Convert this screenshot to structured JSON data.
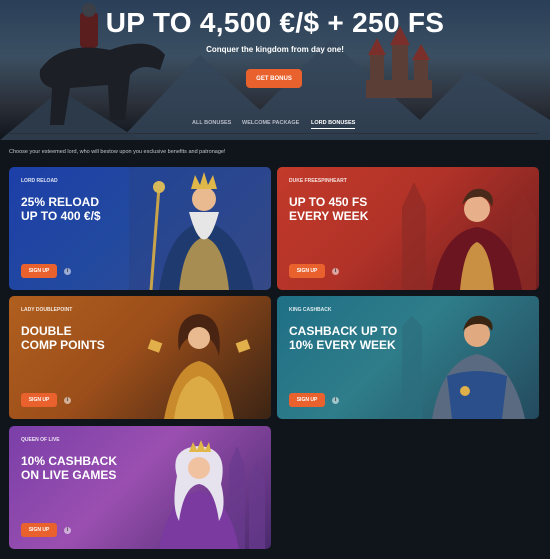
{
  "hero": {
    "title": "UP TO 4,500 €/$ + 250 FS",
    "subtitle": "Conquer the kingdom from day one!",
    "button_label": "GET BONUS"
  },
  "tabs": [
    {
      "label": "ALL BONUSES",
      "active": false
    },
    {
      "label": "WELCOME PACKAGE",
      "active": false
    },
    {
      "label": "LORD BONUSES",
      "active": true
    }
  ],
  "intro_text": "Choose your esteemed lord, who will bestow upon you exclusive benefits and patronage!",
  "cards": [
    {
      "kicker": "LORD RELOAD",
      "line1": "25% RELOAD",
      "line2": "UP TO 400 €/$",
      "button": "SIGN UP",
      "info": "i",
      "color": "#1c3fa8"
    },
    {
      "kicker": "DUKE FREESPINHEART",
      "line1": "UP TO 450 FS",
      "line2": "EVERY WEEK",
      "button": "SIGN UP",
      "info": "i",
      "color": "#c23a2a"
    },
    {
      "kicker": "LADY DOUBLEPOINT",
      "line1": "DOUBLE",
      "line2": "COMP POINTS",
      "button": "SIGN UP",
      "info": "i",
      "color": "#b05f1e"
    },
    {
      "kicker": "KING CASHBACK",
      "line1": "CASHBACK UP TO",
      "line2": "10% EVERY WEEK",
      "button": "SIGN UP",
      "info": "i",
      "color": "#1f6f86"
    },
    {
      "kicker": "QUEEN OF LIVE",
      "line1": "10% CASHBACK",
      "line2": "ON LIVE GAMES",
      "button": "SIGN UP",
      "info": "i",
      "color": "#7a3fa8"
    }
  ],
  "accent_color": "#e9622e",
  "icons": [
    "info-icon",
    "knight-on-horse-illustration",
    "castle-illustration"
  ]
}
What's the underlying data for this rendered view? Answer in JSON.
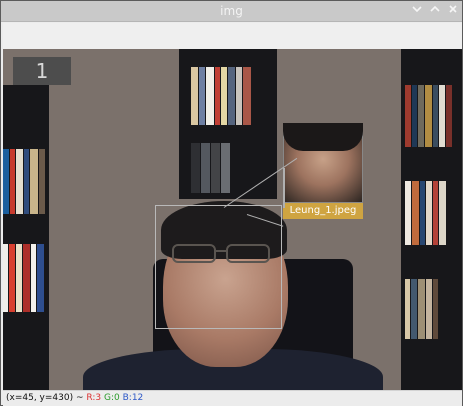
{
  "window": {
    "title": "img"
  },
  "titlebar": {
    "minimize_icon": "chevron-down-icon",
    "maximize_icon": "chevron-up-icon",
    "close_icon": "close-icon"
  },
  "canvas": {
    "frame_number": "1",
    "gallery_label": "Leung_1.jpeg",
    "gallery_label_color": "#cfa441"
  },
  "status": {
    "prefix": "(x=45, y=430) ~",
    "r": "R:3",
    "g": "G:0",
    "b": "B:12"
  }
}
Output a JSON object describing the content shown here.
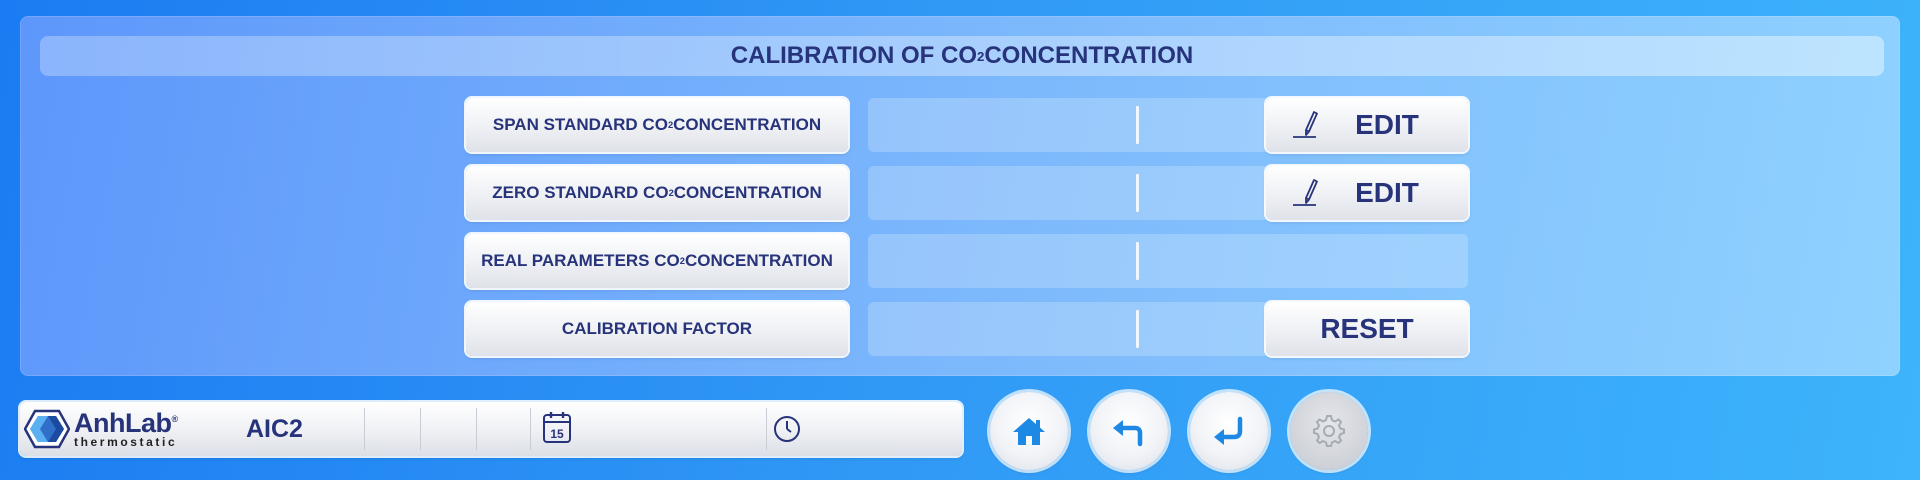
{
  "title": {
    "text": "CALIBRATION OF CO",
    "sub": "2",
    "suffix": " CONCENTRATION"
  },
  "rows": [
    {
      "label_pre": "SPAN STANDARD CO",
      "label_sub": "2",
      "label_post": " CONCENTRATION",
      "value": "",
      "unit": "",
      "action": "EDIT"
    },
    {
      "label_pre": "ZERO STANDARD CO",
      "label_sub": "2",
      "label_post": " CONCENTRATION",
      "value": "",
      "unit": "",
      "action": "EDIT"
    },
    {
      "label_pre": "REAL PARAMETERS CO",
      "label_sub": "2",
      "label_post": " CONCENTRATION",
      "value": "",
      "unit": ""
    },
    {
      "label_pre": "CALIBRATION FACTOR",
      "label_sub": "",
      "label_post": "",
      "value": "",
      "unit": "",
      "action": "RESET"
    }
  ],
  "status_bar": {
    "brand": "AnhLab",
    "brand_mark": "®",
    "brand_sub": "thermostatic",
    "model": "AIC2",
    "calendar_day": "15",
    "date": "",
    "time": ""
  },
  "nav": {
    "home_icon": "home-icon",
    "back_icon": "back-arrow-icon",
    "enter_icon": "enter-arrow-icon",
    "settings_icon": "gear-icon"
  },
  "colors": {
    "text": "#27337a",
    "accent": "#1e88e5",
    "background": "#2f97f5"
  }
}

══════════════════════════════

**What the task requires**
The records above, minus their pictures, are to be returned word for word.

**Written answer**
Convert this screenshot to structured JSON data.
{
  "hero": {
    "title": "UP TO 4,500 €/$ + 250 FS",
    "subtitle": "Conquer the kingdom from day one!",
    "button_label": "GET BONUS"
  },
  "tabs": [
    {
      "label": "ALL BONUSES",
      "active": false
    },
    {
      "label": "WELCOME PACKAGE",
      "active": false
    },
    {
      "label": "LORD BONUSES",
      "active": true
    }
  ],
  "intro_text": "Choose your esteemed lord, who will bestow upon you exclusive benefits and patronage!",
  "cards": [
    {
      "kicker": "LORD RELOAD",
      "line1": "25% RELOAD",
      "line2": "UP TO 400 €/$",
      "button": "SIGN UP",
      "info": "i",
      "color": "#1c3fa8"
    },
    {
      "kicker": "DUKE FREESPINHEART",
      "line1": "UP TO 450 FS",
      "line2": "EVERY WEEK",
      "button": "SIGN UP",
      "info": "i",
      "color": "#c23a2a"
    },
    {
      "kicker": "LADY DOUBLEPOINT",
      "line1": "DOUBLE",
      "line2": "COMP POINTS",
      "button": "SIGN UP",
      "info": "i",
      "color": "#b05f1e"
    },
    {
      "kicker": "KING CASHBACK",
      "line1": "CASHBACK UP TO",
      "line2": "10% EVERY WEEK",
      "button": "SIGN UP",
      "info": "i",
      "color": "#1f6f86"
    },
    {
      "kicker": "QUEEN OF LIVE",
      "line1": "10% CASHBACK",
      "line2": "ON LIVE GAMES",
      "button": "SIGN UP",
      "info": "i",
      "color": "#7a3fa8"
    }
  ],
  "accent_color": "#e9622e",
  "icons": [
    "info-icon",
    "knight-on-horse-illustration",
    "castle-illustration"
  ]
}
What's the underlying data for this rendered view? Answer in JSON.
{
  "window": {
    "title": "img"
  },
  "titlebar": {
    "minimize_icon": "chevron-down-icon",
    "maximize_icon": "chevron-up-icon",
    "close_icon": "close-icon"
  },
  "canvas": {
    "frame_number": "1",
    "gallery_label": "Leung_1.jpeg",
    "gallery_label_color": "#cfa441"
  },
  "status": {
    "prefix": "(x=45, y=430) ~",
    "r": "R:3",
    "g": "G:0",
    "b": "B:12"
  }
}
Output a JSON object describing the content shown here.
{
  "title": {
    "text": "CALIBRATION OF CO",
    "sub": "2",
    "suffix": " CONCENTRATION"
  },
  "rows": [
    {
      "label_pre": "SPAN STANDARD CO",
      "label_sub": "2",
      "label_post": " CONCENTRATION",
      "value": "",
      "unit": "",
      "action": "EDIT"
    },
    {
      "label_pre": "ZERO STANDARD CO",
      "label_sub": "2",
      "label_post": " CONCENTRATION",
      "value": "",
      "unit": "",
      "action": "EDIT"
    },
    {
      "label_pre": "REAL PARAMETERS CO",
      "label_sub": "2",
      "label_post": " CONCENTRATION",
      "value": "",
      "unit": ""
    },
    {
      "label_pre": "CALIBRATION FACTOR",
      "label_sub": "",
      "label_post": "",
      "value": "",
      "unit": "",
      "action": "RESET"
    }
  ],
  "status_bar": {
    "brand": "AnhLab",
    "brand_mark": "®",
    "brand_sub": "thermostatic",
    "model": "AIC2",
    "calendar_day": "15",
    "date": "",
    "time": ""
  },
  "nav": {
    "home_icon": "home-icon",
    "back_icon": "back-arrow-icon",
    "enter_icon": "enter-arrow-icon",
    "settings_icon": "gear-icon"
  },
  "colors": {
    "text": "#27337a",
    "accent": "#1e88e5",
    "background": "#2f97f5"
  }
}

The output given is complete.